by Darrel Cline (darrelcline biblical-thinking.org)
Chapter # 1 Paragraph # 3 Study # 4 June 15, 2004 Lincolnton, N.C.
(036)Thesis:The issue of "believing" the Gospel is confused by moving too quickly from its statements to our conclusions.
Introduction:In our last study, we considered Paul's reference to "shame" in relation to the proclamation of the Gospel. We saw that one of the reasons for "shame" is the false movement from power to expectation instead of promise to expectation. People are often "ashamed" to proclaim the Gospel because they are afraid that their expectations will not be fulfilled. We also considered the fact that what is often called "shame" is not a lack of confidence in the Gospel at all; rather, it is a lack of confidence in our preparation to proclaim it so that we can "answer the questions" that arise. This is not being ashamed of the Gospel; this is being ashamed of my ignorance. At any rate, Paul says that the Gospel is God's power unto salvation to those who believe...whether they are Jew or Gentile.
Now, that raises a huge question: What does Paul mean by "believing"? He clearly declares that God's power moves into action to deliver everyone who "believes" the Gospel. Thus, since the issue of whether God will act to save is supported by the power of omnipotence and Paul's "unashamed" declaration, there is only one question before men: do you "believe" the Gospel? This raises the issue of what is meant by "believing". We have all heard an attempt to clarify this that uses the terminology: "not a head belief, but a heart belief". This is usually followed by something like "not mere mental assent, but genuine confidence in the heart". I find, though, that this just introduces more words, not clarity. What, after all, is "genuine confidence in the heart"? What is "heart belief"? So, this evening, I am going to introduce even more words with some hope that they will communicate some clarity rather than just filling up our time.

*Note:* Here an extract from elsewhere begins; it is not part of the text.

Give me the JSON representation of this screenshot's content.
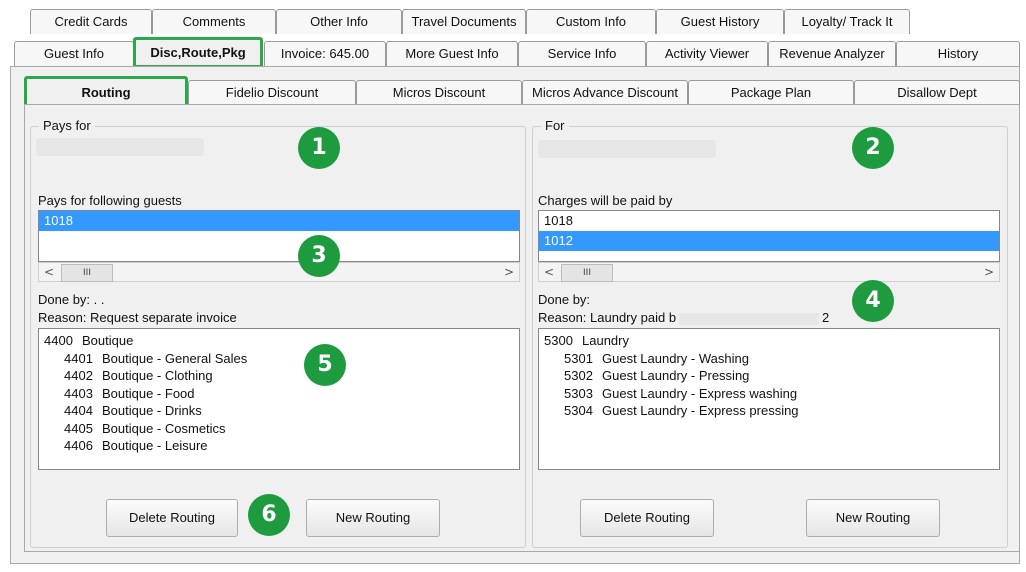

I. What Does Everyone Understand "Believe" to Mean?
A. Everyone who has ever been offended by someone who acted in a way that indicates they did not "believe" something they said, understands what it means to "believe".
1. One of the things that is common to everyone's conception of "believing" is that it fosters a behavior that is consistent with the "truth" stated.
a. It is not the behavior: behavior is a consequence; not a cause.
b. It is a way of thinking that addresses a given situation in life that motivates the behavior that is seen as a way to "handle" that situation.
c. The point: "faith" is actually designed by God to be a mentally engaged method of addressing the question of how to act in a given situation with given situation-participants in light of given objectives for the situation.
2. Another of the things that is common to everyone's conception of "believing" is that it has a mental focus upon something "set forth to guide one's behavior".
a. Only a foolish person "expects" people to "believe" them when they have said nothing.
b. No one accepts the "load" of "believing" someone who has not set forth something that is to be "believed".
c. Unless, or until, a "behavior guide" is set forth, there is nothing to be believed; but, as soon as a behavior guide has been set forth in some discernible way, the question of "faith" arises.
B. Everyone who lives in this world understands, to some degree, the reality of the cause/effect universe so that they understand that "believing" means buying into more than just the barest form of the words spoken.
1. Nothing is disconnected from everything; and nothing true is disconnected from anything else that is true.
2. Therefore, a statement cannot be made that does not have "implied meanings".
3. So, it is always true that one cannot "believe" a statement without also "believing" at least some of those implied meanings that are relationally closest to the exact form of the words given.
4. There are none upon the planet who can function to any degree on their own who do not already grasp that "faith" has certain implied meanings and that rejection of those implications is tantamount to rejection of the original statement.
II. So, Where is the Confusion?
A. Part of it resides in the fact that what is an "implied meaning" to one person hasn't even dawned upon another person.
1. What one person "expects" faith to produce because of certain "implied meanings" may not be at all what another person "expects" because of a difference in a factual grasp of the Truth.
2. Many times people have simply not considered what the implied meanings are so that they become confused because they had an unconscious grasp of implied meanings but they have not subjected them to any kind of truth-test.
3. For instance...
a. What is the "behavior response" of "faith" in the doctrine of justification by grace through faith? [Hebrews 4:10].
b. What is the "behavior response" of "faith" in the importance of love for God? [1 John 4:20].
B. Part of it resides in the fact that "faith" has only a tenuous link to "feelings".
1. The "stronger" faith is, the more settled is the emotional state of the person [Matthew 8].
2. The 'weaker' faith is, the more intense is the emotional state of the person [Mark 5].
3. Because God makes no distinction between the degrees of faith in respect to His willingness to put His saving power into play, all who "believe" are recipients of the benefits of His power.
4. But, it is to our great emotional benefit to grow in faith.